New passport programs speed travelers through passport control
As we get into the spring and summer travel seasons, international travel is beginning to come into focus for some travelers. With international travel comes the need for passports and the need to navigate customs and border protection when returning to the US. Here are some passport tips to make reentry painless.
1. Enroll in Global Entry. This is the single best system for anyone who is planning to travel abroad. The time saved when arriving from overseas back to the US is amazing. Long immigration passport lines can be avoided. New flight connections come into play. Elite frequent fliers have the opportunity to stand by for earlier outgoing flights.

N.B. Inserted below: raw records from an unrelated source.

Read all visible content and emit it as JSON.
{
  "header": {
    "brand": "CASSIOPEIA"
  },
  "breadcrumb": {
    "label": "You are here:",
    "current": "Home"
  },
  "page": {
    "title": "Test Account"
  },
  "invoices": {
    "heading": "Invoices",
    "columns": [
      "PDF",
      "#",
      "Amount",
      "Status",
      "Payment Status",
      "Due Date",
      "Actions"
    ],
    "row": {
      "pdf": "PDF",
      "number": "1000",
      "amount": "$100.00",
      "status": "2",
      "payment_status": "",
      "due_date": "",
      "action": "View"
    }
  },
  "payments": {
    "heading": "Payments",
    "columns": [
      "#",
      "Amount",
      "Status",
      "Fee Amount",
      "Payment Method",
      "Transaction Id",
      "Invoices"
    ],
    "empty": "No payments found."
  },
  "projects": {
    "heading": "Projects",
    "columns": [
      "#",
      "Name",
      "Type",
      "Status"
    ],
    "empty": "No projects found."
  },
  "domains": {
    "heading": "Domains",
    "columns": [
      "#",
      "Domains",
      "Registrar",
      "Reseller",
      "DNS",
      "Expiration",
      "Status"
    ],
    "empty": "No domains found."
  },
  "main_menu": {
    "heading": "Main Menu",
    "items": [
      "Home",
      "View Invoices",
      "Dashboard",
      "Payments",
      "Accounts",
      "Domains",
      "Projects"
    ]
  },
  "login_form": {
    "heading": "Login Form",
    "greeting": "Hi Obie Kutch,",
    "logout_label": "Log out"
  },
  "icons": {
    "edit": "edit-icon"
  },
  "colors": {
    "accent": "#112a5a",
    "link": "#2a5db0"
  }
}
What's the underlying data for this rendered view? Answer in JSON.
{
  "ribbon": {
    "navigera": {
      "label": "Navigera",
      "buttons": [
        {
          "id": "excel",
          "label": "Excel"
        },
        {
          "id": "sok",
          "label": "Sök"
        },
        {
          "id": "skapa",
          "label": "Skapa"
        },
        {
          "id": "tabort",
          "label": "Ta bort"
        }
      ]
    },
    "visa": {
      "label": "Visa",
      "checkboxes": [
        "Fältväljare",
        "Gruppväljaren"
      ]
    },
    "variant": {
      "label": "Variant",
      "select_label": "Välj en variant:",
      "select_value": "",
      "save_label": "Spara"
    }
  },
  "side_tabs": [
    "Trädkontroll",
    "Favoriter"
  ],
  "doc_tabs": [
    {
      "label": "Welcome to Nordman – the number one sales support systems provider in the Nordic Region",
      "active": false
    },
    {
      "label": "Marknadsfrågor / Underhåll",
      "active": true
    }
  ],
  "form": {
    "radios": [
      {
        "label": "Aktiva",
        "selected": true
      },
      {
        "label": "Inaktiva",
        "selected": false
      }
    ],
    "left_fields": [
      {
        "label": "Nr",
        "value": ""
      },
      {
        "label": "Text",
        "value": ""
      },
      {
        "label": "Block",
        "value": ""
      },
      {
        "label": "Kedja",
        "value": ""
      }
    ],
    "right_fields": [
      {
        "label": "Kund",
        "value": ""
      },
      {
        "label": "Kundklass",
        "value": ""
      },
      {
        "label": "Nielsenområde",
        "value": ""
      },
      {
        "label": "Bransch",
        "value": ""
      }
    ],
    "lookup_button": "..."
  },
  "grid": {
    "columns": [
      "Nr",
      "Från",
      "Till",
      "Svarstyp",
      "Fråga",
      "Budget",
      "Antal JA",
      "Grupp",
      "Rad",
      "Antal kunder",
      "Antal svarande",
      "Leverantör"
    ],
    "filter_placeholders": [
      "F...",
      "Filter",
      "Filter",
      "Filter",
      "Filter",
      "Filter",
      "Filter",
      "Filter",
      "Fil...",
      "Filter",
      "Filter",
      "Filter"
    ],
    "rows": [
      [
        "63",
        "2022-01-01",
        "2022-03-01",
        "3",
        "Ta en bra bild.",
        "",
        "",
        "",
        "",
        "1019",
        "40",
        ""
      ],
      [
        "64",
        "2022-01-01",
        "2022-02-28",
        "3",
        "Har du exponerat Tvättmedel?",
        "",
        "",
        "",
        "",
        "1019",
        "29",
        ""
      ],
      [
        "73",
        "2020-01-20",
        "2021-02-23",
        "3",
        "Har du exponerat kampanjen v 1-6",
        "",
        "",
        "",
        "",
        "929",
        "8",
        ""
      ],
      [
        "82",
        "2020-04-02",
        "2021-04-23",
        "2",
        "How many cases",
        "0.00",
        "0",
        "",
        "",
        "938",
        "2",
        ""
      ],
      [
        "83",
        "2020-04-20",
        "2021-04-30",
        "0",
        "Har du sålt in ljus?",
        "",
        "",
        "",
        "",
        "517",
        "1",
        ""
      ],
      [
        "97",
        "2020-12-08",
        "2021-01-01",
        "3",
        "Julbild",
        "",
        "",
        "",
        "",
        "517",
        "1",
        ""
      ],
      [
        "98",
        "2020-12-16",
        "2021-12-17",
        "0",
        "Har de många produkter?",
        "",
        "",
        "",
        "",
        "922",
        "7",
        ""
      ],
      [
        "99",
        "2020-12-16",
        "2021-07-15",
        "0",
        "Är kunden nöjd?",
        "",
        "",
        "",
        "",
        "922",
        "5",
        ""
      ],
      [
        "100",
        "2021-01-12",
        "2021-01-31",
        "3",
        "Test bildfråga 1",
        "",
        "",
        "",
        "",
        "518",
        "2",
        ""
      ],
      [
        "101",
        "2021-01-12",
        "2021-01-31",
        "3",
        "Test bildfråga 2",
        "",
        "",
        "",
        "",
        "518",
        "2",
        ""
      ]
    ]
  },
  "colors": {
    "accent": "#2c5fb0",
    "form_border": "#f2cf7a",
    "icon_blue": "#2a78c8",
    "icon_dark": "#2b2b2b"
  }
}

The steps needed for Global Entry are easy but may be a bit time-consuming. Travelers must apply for Global Entry and pay a $100 fee for a five-year membership. After a customs and border protection (CBP) review, they will go through an interview, be fingerprinted, and (hopefully) be enrolled in the system.
Another big bonus for Global Entry members is that they are automatically members of TSA’s Precheck program with their own dedicated line through airport security across the country and the ability to go through security without the full body scanner, with shoes on, and with computers left in bags. It is almost like the old days.
2. Sign up for Mobile Passport. This new program, based on a smartphone app, is now in place at 25 airports and three cruise port. The app is sponsored by the CBP and by Airport Councils International (an airport association).
Currently, the app works at the following airports as of the day of publication — Atlanta, Baltimore, Boston, Chicago, Dallas, Denver, Fort Lauderdale, Houston, Houston Hobby, Los Angeles, Miami, Minneapolis, New York, Newark, Orlando, Phoenix, Raleigh Durham, Sacramento, San Diego, San Francisco, San José, Seattle, Tampa and Washington Dulles. The updated list can be found on the website as well.
Upon landing, follow the Mobile Passport Control signs, set up your profile for future trips, and use a kiosk for your reentry into the US. It is easy, private, and free.
Profiles can be set up for entire families that contains everyone’s passport numbers and other necessary data. Answer some questions about your trip — the same that are asked today.
3. A new app can be used to renew a passport. This app is available for both iPhones and Android.
The app lets travelers renew their passport from home. It is registered by the US government as a safe, secure and confidential agent. Simply send your signed application and passport to ItsEasy with the included trackable shipping label and the company will pre-check all of your documents, submit government payment, print and attach your passport photo, and securely deliver your documents to the US State Department for processing.
Other issues cannot be completed from the app, but for renewals, this app will save you time.
The Automated Passport Control Program is CBP’s version of self-check-in for customs operations. American and Canadian passport holders approved for Electronic System for Travel Authorizations (ESTA) and have visited the U.S. after 2008 can use the system. Upon landing at an airport where this automatic passport control is in operation (you can see the full list here), go to an available kiosk, scan your passport and fingerprints, confirm your flight information, tap in your Customs Declaration Form information, and take a photo. Travelers will receive a receipt from the machine, which they will show, along with their passport, at the check-out point.
Getting through passport control is one of the most time-consuming exercises. These programs can be real time-savers.
Charlie Leocha is the President of Travelers United. He has been working in Washington, DC, for the past ten years with Congress, the Department of Transportation and industry stakeholders on travel issues. He was the consumer representative to the Advisory Committee for Aviation Consumer Protections appointed by the Secretary of Transportation from 2012 through 2018. He also served on the Consumer Advocacy Subcommittee of the Transportation Security Advisory Board.